(Data about app and page elements)
Start of Block
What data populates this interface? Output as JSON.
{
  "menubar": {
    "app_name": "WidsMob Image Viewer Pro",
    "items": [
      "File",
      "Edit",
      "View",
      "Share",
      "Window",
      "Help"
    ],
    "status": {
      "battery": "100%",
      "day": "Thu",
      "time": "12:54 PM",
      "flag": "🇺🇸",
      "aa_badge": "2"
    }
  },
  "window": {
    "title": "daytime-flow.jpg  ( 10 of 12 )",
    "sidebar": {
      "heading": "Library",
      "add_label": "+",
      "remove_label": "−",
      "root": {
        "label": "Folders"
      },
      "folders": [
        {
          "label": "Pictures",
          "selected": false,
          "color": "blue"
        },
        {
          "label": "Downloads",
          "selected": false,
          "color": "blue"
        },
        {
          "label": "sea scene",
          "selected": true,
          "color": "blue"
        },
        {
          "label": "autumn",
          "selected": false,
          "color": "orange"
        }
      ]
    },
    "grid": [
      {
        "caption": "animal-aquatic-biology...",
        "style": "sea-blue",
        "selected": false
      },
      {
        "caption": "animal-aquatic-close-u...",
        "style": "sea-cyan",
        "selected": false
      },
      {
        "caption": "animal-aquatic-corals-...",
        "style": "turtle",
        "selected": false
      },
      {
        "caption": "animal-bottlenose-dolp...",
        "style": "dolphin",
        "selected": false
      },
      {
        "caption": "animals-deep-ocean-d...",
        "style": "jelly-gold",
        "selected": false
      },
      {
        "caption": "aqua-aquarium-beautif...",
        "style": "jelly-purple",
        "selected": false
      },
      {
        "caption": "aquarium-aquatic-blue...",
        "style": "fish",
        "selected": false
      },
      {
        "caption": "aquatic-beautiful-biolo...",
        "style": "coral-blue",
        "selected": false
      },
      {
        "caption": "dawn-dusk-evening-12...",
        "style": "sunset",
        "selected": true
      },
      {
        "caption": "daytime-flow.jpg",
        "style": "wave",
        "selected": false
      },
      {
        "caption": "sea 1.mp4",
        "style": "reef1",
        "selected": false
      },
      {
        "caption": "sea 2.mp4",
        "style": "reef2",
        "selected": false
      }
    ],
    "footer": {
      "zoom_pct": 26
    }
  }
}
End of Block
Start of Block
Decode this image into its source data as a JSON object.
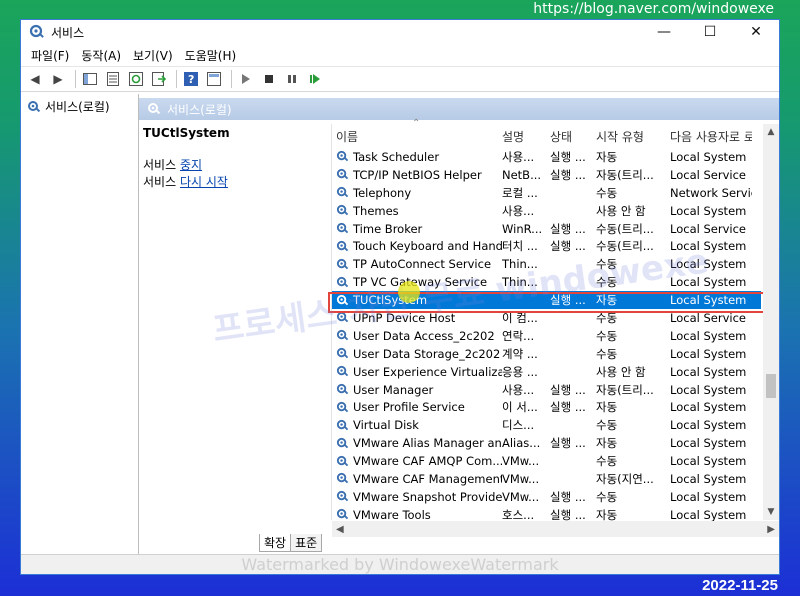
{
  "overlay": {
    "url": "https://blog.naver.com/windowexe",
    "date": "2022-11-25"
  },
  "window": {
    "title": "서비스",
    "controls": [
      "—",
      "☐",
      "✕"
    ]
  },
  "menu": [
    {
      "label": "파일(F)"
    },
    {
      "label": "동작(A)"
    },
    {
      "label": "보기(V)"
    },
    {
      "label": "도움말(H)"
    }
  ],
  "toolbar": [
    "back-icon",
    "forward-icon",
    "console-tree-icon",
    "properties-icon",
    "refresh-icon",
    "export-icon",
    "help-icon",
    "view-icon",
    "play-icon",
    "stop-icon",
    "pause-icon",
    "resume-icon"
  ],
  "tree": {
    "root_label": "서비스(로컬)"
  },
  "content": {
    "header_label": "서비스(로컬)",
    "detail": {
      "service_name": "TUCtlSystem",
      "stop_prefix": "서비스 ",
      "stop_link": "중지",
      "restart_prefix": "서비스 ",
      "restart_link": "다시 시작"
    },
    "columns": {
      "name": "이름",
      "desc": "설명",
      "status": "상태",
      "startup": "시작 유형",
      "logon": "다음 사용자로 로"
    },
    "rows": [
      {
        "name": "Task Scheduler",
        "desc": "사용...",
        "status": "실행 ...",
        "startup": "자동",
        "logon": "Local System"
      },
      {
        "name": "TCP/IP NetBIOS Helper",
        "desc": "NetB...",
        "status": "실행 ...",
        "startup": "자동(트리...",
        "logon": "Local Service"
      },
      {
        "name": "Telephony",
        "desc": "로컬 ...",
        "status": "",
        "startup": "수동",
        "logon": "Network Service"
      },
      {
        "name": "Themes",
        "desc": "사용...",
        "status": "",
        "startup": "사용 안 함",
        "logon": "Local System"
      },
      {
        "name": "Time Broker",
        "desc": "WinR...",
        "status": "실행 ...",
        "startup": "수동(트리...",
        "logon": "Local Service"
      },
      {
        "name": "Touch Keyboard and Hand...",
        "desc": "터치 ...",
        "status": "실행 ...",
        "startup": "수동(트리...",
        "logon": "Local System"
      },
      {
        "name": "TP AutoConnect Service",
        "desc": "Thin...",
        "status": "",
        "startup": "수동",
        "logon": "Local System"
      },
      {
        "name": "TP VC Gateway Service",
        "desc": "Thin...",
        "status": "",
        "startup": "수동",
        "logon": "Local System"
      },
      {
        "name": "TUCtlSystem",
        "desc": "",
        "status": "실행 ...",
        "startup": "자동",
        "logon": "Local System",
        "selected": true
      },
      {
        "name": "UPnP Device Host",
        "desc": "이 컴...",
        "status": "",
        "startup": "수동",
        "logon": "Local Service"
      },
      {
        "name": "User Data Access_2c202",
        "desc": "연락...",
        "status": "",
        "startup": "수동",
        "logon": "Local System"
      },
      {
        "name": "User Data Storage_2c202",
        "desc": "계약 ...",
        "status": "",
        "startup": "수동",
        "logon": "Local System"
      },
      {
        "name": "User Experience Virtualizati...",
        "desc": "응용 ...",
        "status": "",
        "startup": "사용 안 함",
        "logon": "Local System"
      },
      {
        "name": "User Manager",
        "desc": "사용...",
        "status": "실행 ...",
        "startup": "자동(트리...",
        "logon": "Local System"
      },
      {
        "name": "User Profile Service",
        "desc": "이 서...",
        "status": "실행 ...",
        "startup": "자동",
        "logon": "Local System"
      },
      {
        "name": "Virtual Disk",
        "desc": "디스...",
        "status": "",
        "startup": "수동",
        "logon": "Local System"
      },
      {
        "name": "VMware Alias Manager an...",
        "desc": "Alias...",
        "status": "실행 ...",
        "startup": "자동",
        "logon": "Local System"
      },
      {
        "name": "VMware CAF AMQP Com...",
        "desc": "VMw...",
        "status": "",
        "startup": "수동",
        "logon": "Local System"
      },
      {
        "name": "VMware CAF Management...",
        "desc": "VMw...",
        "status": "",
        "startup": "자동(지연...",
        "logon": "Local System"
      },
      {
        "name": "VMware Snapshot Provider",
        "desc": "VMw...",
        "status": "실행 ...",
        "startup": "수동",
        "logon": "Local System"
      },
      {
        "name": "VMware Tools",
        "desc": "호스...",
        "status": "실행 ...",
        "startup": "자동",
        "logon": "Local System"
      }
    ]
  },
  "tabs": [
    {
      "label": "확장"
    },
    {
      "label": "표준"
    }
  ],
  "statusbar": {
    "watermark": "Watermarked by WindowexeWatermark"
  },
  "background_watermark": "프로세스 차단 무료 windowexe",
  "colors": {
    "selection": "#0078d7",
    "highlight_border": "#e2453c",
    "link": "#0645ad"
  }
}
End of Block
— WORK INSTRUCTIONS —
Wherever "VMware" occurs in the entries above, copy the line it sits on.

— FINISHED TASK —
        "name": "VMware Alias Manager an...",
        "name": "VMware CAF AMQP Com...",
        "name": "VMware CAF Management...",
        "name": "VMware Snapshot Provider",
        "name": "VMware Tools",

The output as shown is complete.